=== Begin Enclosure ===

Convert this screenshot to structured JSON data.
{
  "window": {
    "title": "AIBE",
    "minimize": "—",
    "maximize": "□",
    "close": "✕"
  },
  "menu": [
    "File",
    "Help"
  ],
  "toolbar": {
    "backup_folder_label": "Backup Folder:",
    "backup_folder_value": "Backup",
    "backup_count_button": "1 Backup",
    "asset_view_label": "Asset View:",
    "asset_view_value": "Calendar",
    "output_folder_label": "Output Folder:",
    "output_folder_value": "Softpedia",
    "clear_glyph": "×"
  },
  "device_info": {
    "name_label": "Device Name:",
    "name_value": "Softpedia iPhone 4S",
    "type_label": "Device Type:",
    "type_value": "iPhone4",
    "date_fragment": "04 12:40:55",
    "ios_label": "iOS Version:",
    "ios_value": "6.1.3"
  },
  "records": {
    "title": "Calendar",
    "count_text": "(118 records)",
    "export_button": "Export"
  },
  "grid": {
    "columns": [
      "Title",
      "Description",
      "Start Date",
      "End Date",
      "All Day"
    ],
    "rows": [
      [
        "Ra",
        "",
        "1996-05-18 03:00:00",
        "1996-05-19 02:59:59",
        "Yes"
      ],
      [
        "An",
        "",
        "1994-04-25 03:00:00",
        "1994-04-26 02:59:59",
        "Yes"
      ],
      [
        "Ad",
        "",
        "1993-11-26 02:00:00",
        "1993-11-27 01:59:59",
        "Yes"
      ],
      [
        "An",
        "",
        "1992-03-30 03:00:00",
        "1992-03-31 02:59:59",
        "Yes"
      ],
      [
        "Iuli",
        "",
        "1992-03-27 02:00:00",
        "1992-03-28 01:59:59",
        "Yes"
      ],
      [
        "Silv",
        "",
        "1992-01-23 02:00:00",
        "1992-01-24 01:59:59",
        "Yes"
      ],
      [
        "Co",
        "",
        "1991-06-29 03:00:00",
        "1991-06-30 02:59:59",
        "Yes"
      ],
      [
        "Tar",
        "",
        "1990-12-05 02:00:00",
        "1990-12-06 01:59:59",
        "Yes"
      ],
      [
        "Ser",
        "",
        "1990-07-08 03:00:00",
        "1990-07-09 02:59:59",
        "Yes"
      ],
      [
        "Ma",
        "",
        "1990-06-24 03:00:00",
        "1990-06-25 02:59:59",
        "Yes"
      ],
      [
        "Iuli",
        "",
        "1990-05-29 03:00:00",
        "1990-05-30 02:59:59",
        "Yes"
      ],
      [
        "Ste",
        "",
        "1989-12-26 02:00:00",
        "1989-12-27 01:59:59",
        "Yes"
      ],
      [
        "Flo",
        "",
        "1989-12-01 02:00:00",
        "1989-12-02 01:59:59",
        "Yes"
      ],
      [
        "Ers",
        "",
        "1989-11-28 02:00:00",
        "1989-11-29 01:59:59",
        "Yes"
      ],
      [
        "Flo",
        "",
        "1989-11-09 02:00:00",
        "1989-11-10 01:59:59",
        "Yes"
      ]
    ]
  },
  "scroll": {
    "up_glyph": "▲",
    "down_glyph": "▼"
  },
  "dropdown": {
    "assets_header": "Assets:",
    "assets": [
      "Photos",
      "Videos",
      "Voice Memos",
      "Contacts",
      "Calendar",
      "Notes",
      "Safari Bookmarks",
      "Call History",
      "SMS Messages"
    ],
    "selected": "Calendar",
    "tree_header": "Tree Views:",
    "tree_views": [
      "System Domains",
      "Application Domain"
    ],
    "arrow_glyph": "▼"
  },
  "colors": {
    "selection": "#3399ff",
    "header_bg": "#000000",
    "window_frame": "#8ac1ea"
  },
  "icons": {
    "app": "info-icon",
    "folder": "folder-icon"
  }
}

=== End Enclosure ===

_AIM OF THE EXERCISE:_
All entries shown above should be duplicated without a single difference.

_RESPONSE TO THE EXERCISE:_
Convert this screenshot to structured JSON data.
{
  "window": {
    "title": "AIBE",
    "minimize": "—",
    "maximize": "□",
    "close": "✕"
  },
  "menu": [
    "File",
    "Help"
  ],
  "toolbar": {
    "backup_folder_label": "Backup Folder:",
    "backup_folder_value": "Backup",
    "backup_count_button": "1 Backup",
    "asset_view_label": "Asset View:",
    "asset_view_value": "Calendar",
    "output_folder_label": "Output Folder:",
    "output_folder_value": "Softpedia",
    "clear_glyph": "×"
  },
  "device_info": {
    "name_label": "Device Name:",
    "name_value": "Softpedia iPhone 4S",
    "type_label": "Device Type:",
    "type_value": "iPhone4",
    "date_fragment": "04 12:40:55",
    "ios_label": "iOS Version:",
    "ios_value": "6.1.3"
  },
  "records": {
    "title": "Calendar",
    "count_text": "(118 records)",
    "export_button": "Export"
  },
  "grid": {
    "columns": [
      "Title",
      "Description",
      "Start Date",
      "End Date",
      "All Day"
    ],
    "rows": [
      [
        "Ra",
        "",
        "1996-05-18 03:00:00",
        "1996-05-19 02:59:59",
        "Yes"
      ],
      [
        "An",
        "",
        "1994-04-25 03:00:00",
        "1994-04-26 02:59:59",
        "Yes"
      ],
      [
        "Ad",
        "",
        "1993-11-26 02:00:00",
        "1993-11-27 01:59:59",
        "Yes"
      ],
      [
        "An",
        "",
        "1992-03-30 03:00:00",
        "1992-03-31 02:59:59",
        "Yes"
      ],
      [
        "Iuli",
        "",
        "1992-03-27 02:00:00",
        "1992-03-28 01:59:59",
        "Yes"
      ],
      [
        "Silv",
        "",
        "1992-01-23 02:00:00",
        "1992-01-24 01:59:59",
        "Yes"
      ],
      [
        "Co",
        "",
        "1991-06-29 03:00:00",
        "1991-06-30 02:59:59",
        "Yes"
      ],
      [
        "Tar",
        "",
        "1990-12-05 02:00:00",
        "1990-12-06 01:59:59",
        "Yes"
      ],
      [
        "Ser",
        "",
        "1990-07-08 03:00:00",
        "1990-07-09 02:59:59",
        "Yes"
      ],
      [
        "Ma",
        "",
        "1990-06-24 03:00:00",
        "1990-06-25 02:59:59",
        "Yes"
      ],
      [
        "Iuli",
        "",
        "1990-05-29 03:00:00",
        "1990-05-30 02:59:59",
        "Yes"
      ],
      [
        "Ste",
        "",
        "1989-12-26 02:00:00",
        "1989-12-27 01:59:59",
        "Yes"
      ],
      [
        "Flo",
        "",
        "1989-12-01 02:00:00",
        "1989-12-02 01:59:59",
        "Yes"
      ],
      [
        "Ers",
        "",
        "1989-11-28 02:00:00",
        "1989-11-29 01:59:59",
        "Yes"
      ],
      [
        "Flo",
        "",
        "1989-11-09 02:00:00",
        "1989-11-10 01:59:59",
        "Yes"
      ]
    ]
  },
  "scroll": {
    "up_glyph": "▲",
    "down_glyph": "▼"
  },
  "dropdown": {
    "assets_header": "Assets:",
    "assets": [
      "Photos",
      "Videos",
      "Voice Memos",
      "Contacts",
      "Calendar",
      "Notes",
      "Safari Bookmarks",
      "Call History",
      "SMS Messages"
    ],
    "selected": "Calendar",
    "tree_header": "Tree Views:",
    "tree_views": [
      "System Domains",
      "Application Domain"
    ],
    "arrow_glyph": "▼"
  },
  "colors": {
    "selection": "#3399ff",
    "header_bg": "#000000",
    "window_frame": "#8ac1ea"
  },
  "icons": {
    "app": "info-icon",
    "folder": "folder-icon"
  }
}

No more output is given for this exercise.